Surrealistic images dominate the Pahari paintings of the Kedara-Kalpa, writes B.N. Goswamy
I had occasion sometime back to be at a slide-lecture by a relatively young scion of the Nehru family: Sunil. The theme? His trip to Kailash-Mansarovar as a member of one of the small pilgrims’ groups that make the arduous journey each year, part-sponsored and aided by the Government of India, and suffered in sullen silence by the Chinese in whose territory the sacred places now lie. It was an absorbing talk, for somehow Sunil made everyone present at it not only a witness but also a participant in the long and challenging trip through some truly treacherous terrain. It was clear that he had not started off on it as a devout yatri — or ‘jatroo’ as the Pahari word has it — and yet, by the time the month-long trip came to its end, something in him had changed.
Strands of fascination, self-doubt, adversity, despair, courage, but above all wonder, ran through the web of the talk. One almost felt exhausted going through the travails, but through his eyes one had darshans of the holy Mansarovar, and seen some of the majesty of Kailash, eternal abode of Shiva: perennially snow-bound, and almost defiant.
All the time I was listening, and seeing, an extraordinary series of 19th century paintings was going through my own mind. Not much is known about this Pahari series, the leaves of which are now dispersed throughout the world, and the theme of which has been speculated upon by scholars over the years. Five barely clad, shrivelled pilgrims figure in this series, appearing in folio after folio — very often more than once within the same painting — moving across difficult mountainous regions, and seen offering worship at shrines dedicated to Shiva’s emblem along the way, or being welcomed in palatial mansions. But who were these pilgrims, and where were they headed? Nobody knew. There were no captions; no texts appeared at the back; all that one had was a tantalising number inscribed on the top border: ‘3’ or ‘’ for instance, which clearly suggested that they belonged to a series. One had therefore to speculate.

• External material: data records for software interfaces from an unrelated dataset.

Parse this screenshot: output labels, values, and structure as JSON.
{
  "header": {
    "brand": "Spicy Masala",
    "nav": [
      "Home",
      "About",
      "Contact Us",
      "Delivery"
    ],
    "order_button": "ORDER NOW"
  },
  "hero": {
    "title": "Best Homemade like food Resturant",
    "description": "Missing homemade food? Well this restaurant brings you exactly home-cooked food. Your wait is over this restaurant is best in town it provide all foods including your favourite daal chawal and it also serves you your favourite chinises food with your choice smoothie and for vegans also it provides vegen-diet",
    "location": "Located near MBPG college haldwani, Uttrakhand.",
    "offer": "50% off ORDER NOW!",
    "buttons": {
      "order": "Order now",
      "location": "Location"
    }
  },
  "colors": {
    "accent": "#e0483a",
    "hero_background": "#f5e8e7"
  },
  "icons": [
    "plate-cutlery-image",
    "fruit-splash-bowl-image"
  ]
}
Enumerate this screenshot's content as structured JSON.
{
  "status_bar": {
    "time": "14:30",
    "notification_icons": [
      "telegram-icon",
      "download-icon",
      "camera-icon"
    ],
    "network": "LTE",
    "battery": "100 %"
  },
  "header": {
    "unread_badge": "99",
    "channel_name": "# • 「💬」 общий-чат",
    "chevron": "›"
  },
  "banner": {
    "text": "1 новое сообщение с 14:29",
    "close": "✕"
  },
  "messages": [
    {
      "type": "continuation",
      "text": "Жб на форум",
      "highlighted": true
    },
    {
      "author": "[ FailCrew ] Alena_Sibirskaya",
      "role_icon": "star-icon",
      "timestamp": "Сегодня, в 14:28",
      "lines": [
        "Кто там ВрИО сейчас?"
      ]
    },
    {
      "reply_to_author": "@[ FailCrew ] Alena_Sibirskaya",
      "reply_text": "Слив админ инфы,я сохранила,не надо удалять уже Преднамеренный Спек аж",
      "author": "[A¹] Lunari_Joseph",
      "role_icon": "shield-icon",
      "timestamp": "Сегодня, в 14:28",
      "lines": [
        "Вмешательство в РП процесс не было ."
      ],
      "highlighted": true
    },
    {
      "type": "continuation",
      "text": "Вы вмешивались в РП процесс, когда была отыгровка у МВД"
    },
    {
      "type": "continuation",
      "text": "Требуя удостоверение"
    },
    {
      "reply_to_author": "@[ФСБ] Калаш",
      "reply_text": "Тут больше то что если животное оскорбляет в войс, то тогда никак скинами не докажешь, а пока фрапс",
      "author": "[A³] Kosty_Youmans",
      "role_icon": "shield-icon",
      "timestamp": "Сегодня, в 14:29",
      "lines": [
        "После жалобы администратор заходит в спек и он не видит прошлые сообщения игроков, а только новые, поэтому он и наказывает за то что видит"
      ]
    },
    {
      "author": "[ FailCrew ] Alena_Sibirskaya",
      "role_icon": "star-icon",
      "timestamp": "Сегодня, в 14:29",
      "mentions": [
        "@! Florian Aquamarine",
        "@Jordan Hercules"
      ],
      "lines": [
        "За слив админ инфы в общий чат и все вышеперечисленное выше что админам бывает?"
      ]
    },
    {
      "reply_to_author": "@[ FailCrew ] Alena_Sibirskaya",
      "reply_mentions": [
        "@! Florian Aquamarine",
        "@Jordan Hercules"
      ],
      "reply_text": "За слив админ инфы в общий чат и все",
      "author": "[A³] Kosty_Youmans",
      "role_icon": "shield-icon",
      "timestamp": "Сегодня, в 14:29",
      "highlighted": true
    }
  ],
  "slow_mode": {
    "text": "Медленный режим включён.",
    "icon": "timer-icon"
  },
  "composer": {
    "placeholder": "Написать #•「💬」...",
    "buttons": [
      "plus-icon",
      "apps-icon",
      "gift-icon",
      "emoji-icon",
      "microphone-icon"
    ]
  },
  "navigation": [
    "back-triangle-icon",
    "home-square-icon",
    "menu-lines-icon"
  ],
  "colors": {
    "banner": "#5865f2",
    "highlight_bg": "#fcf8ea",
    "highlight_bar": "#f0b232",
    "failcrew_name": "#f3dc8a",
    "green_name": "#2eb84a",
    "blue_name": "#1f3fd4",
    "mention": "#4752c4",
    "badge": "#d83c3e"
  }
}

The guesses made varied from identifying them as the five Pandava brothers who, one knows, went on a long pilgrimage to the Himalayas after the battle of the Mahabharata, to a truncated group of the seven rishis. But no one was certain. Till, with a slice of good luck and some study, my wife and I landed upon a relatively little known text called the Kedara Kalpa. It is something like sthala purana that celebrates the greatness of Kedar-Kailash and speaks of the great merit of undertaking a pilgrimage to these high-ranging Himalayan regions.
The form is that of a somewhat jerky narrative in which some stories come together, the point of each of them being the glorification of Shiva and of pilgrimages. Among the first stories is that of a young Brahmin boy who resolves to go on a pilgrimage to Kedara, despite dissuasion from his parents. His mind made up, however, the boy sets off, but is killed on the way by a kotwal by mistake who then, for fear of being discovered, throws the body in a ditch. When the boy’s anxious parents set up a search party, they are encountered by the spirit of the boy who assures them that he has already entered Shiva’s glorious abode, his resolve to undertake the yatra alone having sufficed to bring him this extraordinary merit. Thus is established, initially, the incomparable phala of the pilgrimage to Kedara-Kailash.
The more extended narrative that follows this story however is what the paintings in the Kedara Kalpa series seem to deal with. In this, five siddhas — also called sadhakas in the text — go on pilgrimage to the land of Shiva through snow-clad mountains, past the domains of the moon, and encountering on the way not only the greatest of difficulties, but also the most wondrous of sights. Golden cities, apsaras singing and dancing, young maidens hanging like ripe fruit from tree branches, roads paved and rocks studded with rubies and emeralds, come their way.
Temptations are strewn in their path, for rulers of celestial domains offer them vast treasures, the company of thousands of beautiful damsels, untold numbers of elephants and horses, if only they would stay with them, and not proceed further. But with exemplary single-mindedness of purpose, they decline each honour, each temptation, and keep moving onwards. On the way their appearances change: they turn young, and old again; shave their heads or grow long beards. What does not change is the firmness of their resolve. Finally, they do reach their goal and gain the blessed sight of Shiva: seated in all his majesty with his consort, Parvati, on Kailash.
The paintings of the Kedara-Kalpa
series — in fact there are two series, one now finds — are not the
greatest of Pahari works. But there is something so arrestingly
artless about them. And a decided bit of defiance. In them are
conjured up magical visions: snow-bound wastes, golden stretches of
land, tall crystalline peaks piercing the sky, dark caverns, decaying
shrines. And suddenly, as the five wrinkled figures move about in
these surrealistic surroundings, the painter intersperses among them
the most unlikely of details: a lunar silence broken as it were by the
shrill cries of aquatic birds, trees growing out of the snow and laden
with lush sprays of flowers, mauve rivers filled with blooming
lotuses. One might find some of this disorienting, for things do not
seem to match. But it is as if in these painted pages the painter,
exercising his right to do things as he pleases, were addressing the
viewer and saying: "This is my imagination. Where is yours?"